▶ **Dataset excerpts**
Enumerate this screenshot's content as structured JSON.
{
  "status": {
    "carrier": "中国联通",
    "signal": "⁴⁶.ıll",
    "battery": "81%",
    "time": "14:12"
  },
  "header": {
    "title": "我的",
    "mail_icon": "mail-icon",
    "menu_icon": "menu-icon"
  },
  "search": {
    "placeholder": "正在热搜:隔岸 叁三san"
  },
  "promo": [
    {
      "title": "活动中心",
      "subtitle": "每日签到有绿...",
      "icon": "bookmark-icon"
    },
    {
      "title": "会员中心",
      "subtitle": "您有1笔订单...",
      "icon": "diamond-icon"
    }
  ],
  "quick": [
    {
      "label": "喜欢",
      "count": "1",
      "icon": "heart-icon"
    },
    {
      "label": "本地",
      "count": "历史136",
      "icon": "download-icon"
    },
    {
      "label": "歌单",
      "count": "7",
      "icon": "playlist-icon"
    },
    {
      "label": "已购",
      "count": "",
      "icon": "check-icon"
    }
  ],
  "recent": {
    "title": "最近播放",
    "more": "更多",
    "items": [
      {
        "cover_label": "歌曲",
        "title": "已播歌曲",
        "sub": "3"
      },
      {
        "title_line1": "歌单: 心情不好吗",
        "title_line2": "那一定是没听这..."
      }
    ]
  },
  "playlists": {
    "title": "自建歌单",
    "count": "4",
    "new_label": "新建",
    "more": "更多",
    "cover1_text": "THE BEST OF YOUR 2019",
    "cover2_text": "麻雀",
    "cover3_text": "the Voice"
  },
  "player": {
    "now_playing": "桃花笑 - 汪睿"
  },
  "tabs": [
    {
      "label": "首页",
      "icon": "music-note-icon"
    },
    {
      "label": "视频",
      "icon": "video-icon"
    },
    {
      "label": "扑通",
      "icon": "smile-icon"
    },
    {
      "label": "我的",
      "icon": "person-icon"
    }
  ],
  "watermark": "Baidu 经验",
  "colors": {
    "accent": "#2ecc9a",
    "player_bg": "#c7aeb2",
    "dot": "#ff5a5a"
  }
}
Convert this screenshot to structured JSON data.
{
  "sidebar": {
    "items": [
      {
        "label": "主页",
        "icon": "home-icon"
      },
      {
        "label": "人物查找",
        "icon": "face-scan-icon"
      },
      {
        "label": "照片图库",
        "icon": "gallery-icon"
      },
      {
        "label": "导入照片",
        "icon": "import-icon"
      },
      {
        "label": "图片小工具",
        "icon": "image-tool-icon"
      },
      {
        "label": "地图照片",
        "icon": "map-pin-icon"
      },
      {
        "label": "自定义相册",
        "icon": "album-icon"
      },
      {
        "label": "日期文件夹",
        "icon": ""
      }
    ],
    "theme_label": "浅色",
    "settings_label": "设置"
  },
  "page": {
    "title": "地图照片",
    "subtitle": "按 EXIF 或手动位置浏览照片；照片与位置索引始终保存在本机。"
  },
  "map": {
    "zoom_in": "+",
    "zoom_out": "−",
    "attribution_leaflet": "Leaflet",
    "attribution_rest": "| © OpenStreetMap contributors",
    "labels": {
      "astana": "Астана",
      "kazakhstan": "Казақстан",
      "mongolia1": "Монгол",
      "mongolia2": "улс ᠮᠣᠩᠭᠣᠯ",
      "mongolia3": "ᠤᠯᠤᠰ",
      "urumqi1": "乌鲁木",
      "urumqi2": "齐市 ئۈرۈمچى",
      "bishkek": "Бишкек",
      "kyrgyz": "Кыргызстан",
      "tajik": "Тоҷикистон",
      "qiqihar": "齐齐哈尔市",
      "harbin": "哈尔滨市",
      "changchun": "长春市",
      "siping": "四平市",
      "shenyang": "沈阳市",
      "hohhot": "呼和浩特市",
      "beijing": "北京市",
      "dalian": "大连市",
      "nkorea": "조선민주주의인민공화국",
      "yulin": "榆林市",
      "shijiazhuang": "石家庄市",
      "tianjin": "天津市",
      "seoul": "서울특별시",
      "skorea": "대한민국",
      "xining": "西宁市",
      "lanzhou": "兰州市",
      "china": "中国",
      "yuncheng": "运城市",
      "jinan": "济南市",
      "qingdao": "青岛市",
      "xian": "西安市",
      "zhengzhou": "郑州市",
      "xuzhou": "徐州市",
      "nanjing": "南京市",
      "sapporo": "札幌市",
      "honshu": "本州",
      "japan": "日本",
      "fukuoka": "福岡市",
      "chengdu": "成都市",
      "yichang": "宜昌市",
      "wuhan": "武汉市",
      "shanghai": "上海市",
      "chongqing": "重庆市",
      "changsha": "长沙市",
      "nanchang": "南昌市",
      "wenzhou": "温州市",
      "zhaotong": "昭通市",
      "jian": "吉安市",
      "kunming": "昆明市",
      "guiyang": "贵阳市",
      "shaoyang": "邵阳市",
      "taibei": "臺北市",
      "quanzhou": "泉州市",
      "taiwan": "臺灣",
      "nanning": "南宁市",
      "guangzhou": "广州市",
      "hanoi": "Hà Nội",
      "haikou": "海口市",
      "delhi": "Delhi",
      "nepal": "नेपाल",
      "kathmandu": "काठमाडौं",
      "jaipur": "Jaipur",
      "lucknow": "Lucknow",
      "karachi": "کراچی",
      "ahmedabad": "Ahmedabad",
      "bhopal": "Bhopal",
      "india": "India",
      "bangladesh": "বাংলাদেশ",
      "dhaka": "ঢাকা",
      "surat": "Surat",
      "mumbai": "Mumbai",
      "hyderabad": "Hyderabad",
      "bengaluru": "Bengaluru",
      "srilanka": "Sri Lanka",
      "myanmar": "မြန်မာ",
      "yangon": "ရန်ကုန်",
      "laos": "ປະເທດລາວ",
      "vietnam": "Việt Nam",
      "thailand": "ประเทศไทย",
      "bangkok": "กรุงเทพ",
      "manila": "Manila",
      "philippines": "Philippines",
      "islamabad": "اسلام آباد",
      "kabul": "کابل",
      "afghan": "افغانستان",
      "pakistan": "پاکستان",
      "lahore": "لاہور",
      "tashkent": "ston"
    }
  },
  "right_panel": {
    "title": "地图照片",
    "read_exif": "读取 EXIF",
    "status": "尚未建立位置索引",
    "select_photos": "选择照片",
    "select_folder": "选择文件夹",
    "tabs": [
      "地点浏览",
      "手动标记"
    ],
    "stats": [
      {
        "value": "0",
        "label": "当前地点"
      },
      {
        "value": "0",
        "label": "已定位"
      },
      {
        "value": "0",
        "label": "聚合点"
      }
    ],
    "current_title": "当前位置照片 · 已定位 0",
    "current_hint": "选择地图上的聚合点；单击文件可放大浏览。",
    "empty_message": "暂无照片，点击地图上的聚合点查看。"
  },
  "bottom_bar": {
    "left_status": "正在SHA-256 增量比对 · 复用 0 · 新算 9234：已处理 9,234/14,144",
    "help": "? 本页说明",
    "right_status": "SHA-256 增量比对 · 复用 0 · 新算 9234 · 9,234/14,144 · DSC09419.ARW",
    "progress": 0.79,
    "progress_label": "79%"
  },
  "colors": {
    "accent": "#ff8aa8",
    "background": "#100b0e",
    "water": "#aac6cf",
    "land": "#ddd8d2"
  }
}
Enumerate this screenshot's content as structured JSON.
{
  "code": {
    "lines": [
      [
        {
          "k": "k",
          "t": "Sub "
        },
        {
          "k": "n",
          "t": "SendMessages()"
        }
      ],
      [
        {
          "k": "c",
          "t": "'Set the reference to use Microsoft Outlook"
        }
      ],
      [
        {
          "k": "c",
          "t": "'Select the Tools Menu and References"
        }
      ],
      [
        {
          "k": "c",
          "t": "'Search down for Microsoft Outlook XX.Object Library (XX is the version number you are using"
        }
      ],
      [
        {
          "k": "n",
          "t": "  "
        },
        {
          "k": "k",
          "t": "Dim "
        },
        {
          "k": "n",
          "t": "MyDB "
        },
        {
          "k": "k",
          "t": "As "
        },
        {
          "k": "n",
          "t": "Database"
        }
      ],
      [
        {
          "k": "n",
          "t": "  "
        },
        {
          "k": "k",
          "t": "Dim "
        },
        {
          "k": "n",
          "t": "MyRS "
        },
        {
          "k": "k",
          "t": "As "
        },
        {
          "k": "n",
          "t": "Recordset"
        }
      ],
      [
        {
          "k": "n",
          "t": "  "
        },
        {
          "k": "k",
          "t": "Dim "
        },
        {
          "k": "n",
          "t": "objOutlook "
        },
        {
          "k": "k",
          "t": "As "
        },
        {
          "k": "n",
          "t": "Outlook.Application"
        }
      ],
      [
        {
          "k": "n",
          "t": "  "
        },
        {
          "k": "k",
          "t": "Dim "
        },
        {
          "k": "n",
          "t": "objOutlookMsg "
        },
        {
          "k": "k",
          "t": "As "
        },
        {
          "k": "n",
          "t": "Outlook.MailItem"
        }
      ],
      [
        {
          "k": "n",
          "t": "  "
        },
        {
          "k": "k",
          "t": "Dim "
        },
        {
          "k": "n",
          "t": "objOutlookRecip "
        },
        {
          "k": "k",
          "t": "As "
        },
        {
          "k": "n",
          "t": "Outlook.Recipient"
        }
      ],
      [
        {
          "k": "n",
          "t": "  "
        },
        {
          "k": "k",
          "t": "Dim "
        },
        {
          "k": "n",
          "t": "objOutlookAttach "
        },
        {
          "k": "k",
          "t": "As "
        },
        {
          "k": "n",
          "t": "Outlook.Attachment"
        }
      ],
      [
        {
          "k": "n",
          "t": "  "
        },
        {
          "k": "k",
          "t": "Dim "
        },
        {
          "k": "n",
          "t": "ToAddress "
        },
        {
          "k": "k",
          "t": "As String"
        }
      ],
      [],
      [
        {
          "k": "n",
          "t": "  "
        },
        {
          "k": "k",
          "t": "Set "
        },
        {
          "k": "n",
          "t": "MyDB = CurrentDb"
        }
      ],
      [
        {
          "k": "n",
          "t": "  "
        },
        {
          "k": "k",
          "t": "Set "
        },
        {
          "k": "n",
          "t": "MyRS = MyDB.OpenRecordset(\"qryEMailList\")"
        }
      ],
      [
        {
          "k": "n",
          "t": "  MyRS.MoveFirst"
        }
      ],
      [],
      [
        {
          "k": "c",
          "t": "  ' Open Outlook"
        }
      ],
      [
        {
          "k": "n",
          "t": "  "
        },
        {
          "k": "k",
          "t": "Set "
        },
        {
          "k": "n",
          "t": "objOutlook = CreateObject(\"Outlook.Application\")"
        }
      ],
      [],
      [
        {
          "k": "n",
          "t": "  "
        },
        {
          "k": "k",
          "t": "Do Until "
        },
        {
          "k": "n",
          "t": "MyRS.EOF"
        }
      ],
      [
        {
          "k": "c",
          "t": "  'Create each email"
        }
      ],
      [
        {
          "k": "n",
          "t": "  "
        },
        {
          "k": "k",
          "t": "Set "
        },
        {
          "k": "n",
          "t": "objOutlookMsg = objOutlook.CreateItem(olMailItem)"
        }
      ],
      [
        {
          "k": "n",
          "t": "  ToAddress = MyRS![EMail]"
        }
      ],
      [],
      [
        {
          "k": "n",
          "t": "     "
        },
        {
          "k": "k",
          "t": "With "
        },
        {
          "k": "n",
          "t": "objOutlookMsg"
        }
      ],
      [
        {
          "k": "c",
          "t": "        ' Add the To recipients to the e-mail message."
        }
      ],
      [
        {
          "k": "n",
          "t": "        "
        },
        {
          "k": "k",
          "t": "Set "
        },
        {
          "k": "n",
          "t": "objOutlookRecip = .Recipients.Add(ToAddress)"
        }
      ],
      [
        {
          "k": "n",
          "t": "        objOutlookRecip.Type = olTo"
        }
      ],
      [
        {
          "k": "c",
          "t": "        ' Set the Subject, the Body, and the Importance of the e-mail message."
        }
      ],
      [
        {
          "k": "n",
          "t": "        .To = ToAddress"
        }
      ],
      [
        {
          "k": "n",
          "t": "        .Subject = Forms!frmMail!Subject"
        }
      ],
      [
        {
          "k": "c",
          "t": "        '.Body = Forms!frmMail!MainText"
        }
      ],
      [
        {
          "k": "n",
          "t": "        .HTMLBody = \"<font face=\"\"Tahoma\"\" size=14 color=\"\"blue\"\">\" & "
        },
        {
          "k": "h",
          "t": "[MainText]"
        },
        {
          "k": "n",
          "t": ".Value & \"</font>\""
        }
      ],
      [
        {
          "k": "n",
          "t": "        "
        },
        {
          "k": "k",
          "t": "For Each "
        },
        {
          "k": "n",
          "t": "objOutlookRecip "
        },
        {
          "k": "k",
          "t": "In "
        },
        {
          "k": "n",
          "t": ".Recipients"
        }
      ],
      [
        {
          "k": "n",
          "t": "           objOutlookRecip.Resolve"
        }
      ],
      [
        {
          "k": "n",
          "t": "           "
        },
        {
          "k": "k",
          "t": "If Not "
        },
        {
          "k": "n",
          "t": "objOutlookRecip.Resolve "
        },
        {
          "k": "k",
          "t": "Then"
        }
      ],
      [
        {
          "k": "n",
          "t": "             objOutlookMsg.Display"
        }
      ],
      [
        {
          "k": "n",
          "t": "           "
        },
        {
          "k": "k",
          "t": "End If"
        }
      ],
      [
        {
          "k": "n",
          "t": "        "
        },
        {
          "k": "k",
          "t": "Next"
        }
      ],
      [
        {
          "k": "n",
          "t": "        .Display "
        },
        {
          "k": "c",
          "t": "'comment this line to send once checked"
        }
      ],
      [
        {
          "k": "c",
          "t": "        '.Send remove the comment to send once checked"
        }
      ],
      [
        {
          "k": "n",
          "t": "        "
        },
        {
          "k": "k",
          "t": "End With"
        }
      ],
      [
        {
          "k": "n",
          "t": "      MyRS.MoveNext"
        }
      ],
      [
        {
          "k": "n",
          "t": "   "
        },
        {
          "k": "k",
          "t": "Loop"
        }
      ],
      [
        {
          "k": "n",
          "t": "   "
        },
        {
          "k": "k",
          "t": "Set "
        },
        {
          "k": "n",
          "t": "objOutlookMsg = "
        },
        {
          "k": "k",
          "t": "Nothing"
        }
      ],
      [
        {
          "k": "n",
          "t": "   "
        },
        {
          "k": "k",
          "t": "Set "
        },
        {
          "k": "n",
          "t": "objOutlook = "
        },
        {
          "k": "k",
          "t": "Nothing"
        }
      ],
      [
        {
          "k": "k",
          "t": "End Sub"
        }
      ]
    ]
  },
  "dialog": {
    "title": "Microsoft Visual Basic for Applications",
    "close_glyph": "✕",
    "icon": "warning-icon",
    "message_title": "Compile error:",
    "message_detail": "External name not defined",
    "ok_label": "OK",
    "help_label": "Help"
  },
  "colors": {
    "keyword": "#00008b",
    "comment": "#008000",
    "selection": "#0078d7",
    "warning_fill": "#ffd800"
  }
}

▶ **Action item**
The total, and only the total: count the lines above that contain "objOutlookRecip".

▶ **The answer**
6